Currently, proof of reserves provide transparency but are not a complete solution for determining solvency. There are two reasons.
First, it is not applicable to fiat currency reserve assets, which cannot be represented in digital form. Second, you cannot prove that you have no debt. Essentially, this is the most important thing.
FTX held fiat and crypto assets as reserve assets, but its liabilities far exceeded its reserve assets. As a regulated stablecoin, a pure cryptocurrency exchange that digitally represented fiat currency would have been able to do proof-of-reserve on any item in real time.
For liabilities, if settlement and clearing were all digital, we could create a fairly robust and efficient system with compliance built in.
Exchanges are now building their business in a hybrid way as they have no other choice. It would be far more powerful if we could get rid of all the old-fashioned forms and build our business in an all-digital environment.
4. Regulating the use of exchange joint wallets
Many cryptocurrency exchanges use joint wallets, where multiple customers’ assets are managed at a single address. Custodians can easily manage keys and streamline off-chain transactions.
The downside is that individual customers will not be able to see their own transactions and counterparty risk. In the unlikely event of bankruptcy, you will not know what will happen to your assets.
Joint wallets are only permissible if the assets are segregated in such a way that eligible custodians can track each customer in the joint wallet and provide bankruptcy protection to the customer. Custodians must also follow anti-money laundering (AML) and know your customer (KYC) rules.
5. Defining securities for the digital age
This is the most common complaint I hear about the US Securities and Exchange Commission (SEC). It still relies on the definition of a security created in the 1940s. Developers and entrepreneurs in the crypto industry have questions about how the rules apply to them.
Is it that difficult for the SEC to update definitions, provide detailed guidance, sensible rules, etc.? Clarifying definitions will go a long way in protecting innovators and investors.
The SEC should listen more to Governor Hester Peirce’s critical opinion that it should not be based on enforcement.
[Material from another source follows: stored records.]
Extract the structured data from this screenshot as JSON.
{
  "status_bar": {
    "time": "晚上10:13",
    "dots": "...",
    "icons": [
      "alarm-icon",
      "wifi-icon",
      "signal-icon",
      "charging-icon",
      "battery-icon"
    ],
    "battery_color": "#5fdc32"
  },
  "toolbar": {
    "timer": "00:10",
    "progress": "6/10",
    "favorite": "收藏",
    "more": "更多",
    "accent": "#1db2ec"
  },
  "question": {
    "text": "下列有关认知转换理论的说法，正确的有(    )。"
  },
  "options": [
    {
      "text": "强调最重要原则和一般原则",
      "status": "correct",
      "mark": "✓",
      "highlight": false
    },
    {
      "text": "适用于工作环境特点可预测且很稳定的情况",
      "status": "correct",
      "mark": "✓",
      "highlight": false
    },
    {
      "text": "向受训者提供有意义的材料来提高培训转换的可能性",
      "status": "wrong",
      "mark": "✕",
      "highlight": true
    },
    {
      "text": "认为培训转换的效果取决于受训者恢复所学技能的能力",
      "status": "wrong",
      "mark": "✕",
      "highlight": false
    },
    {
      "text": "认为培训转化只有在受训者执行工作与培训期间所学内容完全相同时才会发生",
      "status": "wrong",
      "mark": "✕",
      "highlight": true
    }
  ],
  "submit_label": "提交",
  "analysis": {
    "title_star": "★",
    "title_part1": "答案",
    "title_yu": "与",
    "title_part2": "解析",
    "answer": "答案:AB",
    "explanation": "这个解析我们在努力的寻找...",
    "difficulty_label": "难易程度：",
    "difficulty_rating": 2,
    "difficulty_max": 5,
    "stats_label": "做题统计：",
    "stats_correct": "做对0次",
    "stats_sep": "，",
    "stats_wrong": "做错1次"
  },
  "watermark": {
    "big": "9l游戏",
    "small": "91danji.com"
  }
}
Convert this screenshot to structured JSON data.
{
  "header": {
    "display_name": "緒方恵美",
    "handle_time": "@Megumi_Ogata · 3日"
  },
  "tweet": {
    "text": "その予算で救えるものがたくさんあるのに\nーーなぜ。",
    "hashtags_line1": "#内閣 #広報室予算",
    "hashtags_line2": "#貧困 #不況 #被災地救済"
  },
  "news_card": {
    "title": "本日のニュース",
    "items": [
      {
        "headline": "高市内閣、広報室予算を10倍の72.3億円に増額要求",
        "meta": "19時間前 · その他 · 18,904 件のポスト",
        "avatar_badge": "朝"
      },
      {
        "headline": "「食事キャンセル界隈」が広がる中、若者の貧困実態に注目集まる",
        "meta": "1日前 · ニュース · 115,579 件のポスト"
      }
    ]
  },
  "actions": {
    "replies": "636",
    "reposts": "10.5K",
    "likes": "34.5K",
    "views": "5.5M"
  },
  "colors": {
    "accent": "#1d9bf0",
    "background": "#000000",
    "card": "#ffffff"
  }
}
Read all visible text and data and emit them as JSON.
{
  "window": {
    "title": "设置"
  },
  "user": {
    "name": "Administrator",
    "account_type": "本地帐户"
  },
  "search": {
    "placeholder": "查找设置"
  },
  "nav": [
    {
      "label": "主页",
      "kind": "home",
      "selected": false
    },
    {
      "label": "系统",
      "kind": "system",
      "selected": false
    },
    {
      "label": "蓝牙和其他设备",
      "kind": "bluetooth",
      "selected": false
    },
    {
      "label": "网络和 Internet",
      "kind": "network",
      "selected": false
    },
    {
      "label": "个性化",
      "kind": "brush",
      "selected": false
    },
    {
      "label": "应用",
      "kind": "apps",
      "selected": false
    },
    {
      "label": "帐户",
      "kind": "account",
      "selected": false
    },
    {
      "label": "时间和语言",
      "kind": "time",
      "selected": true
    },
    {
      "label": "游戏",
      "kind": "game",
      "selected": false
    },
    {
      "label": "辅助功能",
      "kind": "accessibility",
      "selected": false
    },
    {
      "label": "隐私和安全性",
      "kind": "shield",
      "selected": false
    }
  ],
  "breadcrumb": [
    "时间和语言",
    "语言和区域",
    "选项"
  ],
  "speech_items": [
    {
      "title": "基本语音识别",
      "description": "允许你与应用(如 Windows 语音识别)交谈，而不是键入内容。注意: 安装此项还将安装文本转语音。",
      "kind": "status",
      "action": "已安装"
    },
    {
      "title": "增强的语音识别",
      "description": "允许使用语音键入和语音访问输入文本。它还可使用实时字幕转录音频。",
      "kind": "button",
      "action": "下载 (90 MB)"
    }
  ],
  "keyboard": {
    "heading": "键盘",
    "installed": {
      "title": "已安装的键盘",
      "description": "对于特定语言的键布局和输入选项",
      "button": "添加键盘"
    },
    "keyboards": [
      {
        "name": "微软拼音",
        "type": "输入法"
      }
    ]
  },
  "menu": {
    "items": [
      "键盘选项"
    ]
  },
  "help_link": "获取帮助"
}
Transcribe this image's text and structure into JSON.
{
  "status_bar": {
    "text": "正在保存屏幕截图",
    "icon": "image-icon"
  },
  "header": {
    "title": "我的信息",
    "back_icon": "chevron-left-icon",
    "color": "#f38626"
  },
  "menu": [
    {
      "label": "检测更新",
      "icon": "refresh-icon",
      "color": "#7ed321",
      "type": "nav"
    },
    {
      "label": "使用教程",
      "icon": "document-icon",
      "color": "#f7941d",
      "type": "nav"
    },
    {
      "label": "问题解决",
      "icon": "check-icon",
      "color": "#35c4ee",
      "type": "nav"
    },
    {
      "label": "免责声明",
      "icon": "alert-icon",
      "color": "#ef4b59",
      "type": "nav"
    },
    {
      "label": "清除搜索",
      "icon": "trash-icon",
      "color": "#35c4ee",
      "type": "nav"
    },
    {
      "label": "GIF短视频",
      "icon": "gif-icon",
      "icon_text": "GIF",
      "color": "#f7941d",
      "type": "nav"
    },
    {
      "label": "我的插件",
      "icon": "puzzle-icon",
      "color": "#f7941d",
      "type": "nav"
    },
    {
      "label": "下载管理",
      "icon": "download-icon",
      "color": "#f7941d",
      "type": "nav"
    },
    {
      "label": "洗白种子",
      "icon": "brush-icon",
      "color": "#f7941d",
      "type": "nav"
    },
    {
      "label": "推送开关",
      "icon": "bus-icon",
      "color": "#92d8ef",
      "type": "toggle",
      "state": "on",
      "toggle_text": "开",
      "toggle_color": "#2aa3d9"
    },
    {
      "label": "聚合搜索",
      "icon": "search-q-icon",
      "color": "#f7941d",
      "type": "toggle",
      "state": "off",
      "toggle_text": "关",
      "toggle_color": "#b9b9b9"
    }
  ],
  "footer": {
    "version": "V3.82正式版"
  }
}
Enforcement is clearly the SEC’s mandate, but it can make enforcement much easier by providing proper guidance in the first place.
What happened at FTX is a timeless financial scam. The only association with cryptoassets and blockchain technology is that the lack of regulation has provided a playing field for the bad guys.
What is needed now is basic oversight by regulators aimed at preventing catastrophic losses for investors. Developers are well equipped to design good systems that meet the requirements set by regulators. If scams like rag-pull can be prevented, we can start discussing more sensitive issues and build a more comprehensive regulatory framework.
We can get through the current difficulties. FTX is not the first exchange to have problems. It was just the largest ever.
You could call it a charlatan-caused disaster and go back to normal operation, but that would be setting the stage for the next failure. Take this opportunity to become better and stronger if you take a few simple steps in the direction you want to be successful.
Mr. Mike Belshe: CEO of BitGo, a financial service infrastructure provider that handles crypto asset custody.
｜Translation and editing: Akiko Yamaguchi, Takayuki Masuda
｜Original text:A 5-Pronged Approach to Sensible Crypto Regulation After FTX